Task item: All of the data needs to be repeated exactly.

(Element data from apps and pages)
▼▼▼
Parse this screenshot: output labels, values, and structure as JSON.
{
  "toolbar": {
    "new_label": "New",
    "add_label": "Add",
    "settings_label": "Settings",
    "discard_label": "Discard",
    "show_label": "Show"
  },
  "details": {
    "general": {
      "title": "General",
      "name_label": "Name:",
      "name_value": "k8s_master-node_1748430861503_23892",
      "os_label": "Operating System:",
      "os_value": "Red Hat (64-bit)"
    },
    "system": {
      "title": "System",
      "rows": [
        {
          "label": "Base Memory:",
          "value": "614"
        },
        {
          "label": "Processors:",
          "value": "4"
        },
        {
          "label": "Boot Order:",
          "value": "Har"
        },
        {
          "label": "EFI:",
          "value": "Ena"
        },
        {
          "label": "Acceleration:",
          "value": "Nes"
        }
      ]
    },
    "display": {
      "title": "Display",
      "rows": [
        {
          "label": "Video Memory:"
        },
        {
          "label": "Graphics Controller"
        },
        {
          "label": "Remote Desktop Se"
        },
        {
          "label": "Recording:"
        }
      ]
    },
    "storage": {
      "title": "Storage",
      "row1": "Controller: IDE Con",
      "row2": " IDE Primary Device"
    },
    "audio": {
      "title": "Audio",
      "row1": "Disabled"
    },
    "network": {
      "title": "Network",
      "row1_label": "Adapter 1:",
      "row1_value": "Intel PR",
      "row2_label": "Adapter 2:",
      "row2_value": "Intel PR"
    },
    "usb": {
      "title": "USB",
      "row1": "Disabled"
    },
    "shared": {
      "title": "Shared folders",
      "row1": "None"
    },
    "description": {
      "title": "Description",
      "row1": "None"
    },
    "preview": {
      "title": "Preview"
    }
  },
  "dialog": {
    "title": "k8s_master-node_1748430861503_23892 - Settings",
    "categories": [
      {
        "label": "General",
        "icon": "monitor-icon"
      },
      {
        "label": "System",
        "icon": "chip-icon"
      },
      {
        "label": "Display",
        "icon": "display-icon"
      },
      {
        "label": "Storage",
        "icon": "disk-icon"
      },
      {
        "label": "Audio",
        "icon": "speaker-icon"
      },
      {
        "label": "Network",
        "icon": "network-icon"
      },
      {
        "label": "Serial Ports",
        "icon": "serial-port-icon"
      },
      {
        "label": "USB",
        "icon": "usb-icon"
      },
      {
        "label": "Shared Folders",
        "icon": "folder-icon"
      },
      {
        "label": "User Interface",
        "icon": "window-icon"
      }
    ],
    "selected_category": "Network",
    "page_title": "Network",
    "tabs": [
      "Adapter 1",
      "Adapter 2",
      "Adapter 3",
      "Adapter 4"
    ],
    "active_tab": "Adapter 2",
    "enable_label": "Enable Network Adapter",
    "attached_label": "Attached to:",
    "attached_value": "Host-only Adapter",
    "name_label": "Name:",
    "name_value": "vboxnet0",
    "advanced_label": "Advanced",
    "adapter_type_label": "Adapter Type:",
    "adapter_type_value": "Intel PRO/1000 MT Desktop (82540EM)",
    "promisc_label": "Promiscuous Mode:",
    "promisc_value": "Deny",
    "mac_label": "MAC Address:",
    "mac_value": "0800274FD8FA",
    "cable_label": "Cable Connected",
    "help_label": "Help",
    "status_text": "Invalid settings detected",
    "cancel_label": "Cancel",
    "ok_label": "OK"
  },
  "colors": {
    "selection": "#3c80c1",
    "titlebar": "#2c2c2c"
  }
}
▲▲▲
Response to this task:
Parse this screenshot: output labels, values, and structure as JSON.
{
  "toolbar": {
    "new_label": "New",
    "add_label": "Add",
    "settings_label": "Settings",
    "discard_label": "Discard",
    "show_label": "Show"
  },
  "details": {
    "general": {
      "title": "General",
      "name_label": "Name:",
      "name_value": "k8s_master-node_1748430861503_23892",
      "os_label": "Operating System:",
      "os_value": "Red Hat (64-bit)"
    },
    "system": {
      "title": "System",
      "rows": [
        {
          "label": "Base Memory:",
          "value": "614"
        },
        {
          "label": "Processors:",
          "value": "4"
        },
        {
          "label": "Boot Order:",
          "value": "Har"
        },
        {
          "label": "EFI:",
          "value": "Ena"
        },
        {
          "label": "Acceleration:",
          "value": "Nes"
        }
      ]
    },
    "display": {
      "title": "Display",
      "rows": [
        {
          "label": "Video Memory:"
        },
        {
          "label": "Graphics Controller"
        },
        {
          "label": "Remote Desktop Se"
        },
        {
          "label": "Recording:"
        }
      ]
    },
    "storage": {
      "title": "Storage",
      "row1": "Controller: IDE Con",
      "row2": " IDE Primary Device"
    },
    "audio": {
      "title": "Audio",
      "row1": "Disabled"
    },
    "network": {
      "title": "Network",
      "row1_label": "Adapter 1:",
      "row1_value": "Intel PR",
      "row2_label": "Adapter 2:",
      "row2_value": "Intel PR"
    },
    "usb": {
      "title": "USB",
      "row1": "Disabled"
    },
    "shared": {
      "title": "Shared folders",
      "row1": "None"
    },
    "description": {
      "title": "Description",
      "row1": "None"
    },
    "preview": {
      "title": "Preview"
    }
  },
  "dialog": {
    "title": "k8s_master-node_1748430861503_23892 - Settings",
    "categories": [
      {
        "label": "General",
        "icon": "monitor-icon"
      },
      {
        "label": "System",
        "icon": "chip-icon"
      },
      {
        "label": "Display",
        "icon": "display-icon"
      },
      {
        "label": "Storage",
        "icon": "disk-icon"
      },
      {
        "label": "Audio",
        "icon": "speaker-icon"
      },
      {
        "label": "Network",
        "icon": "network-icon"
      },
      {
        "label": "Serial Ports",
        "icon": "serial-port-icon"
      },
      {
        "label": "USB",
        "icon": "usb-icon"
      },
      {
        "label": "Shared Folders",
        "icon": "folder-icon"
      },
      {
        "label": "User Interface",
        "icon": "window-icon"
      }
    ],
    "selected_category": "Network",
    "page_title": "Network",
    "tabs": [
      "Adapter 1",
      "Adapter 2",
      "Adapter 3",
      "Adapter 4"
    ],
    "active_tab": "Adapter 2",
    "enable_label": "Enable Network Adapter",
    "attached_label": "Attached to:",
    "attached_value": "Host-only Adapter",
    "name_label": "Name:",
    "name_value": "vboxnet0",
    "advanced_label": "Advanced",
    "adapter_type_label": "Adapter Type:",
    "adapter_type_value": "Intel PRO/1000 MT Desktop (82540EM)",
    "promisc_label": "Promiscuous Mode:",
    "promisc_value": "Deny",
    "mac_label": "MAC Address:",
    "mac_value": "0800274FD8FA",
    "cable_label": "Cable Connected",
    "help_label": "Help",
    "status_text": "Invalid settings detected",
    "cancel_label": "Cancel",
    "ok_label": "OK"
  },
  "colors": {
    "selection": "#3c80c1",
    "titlebar": "#2c2c2c"
  }
}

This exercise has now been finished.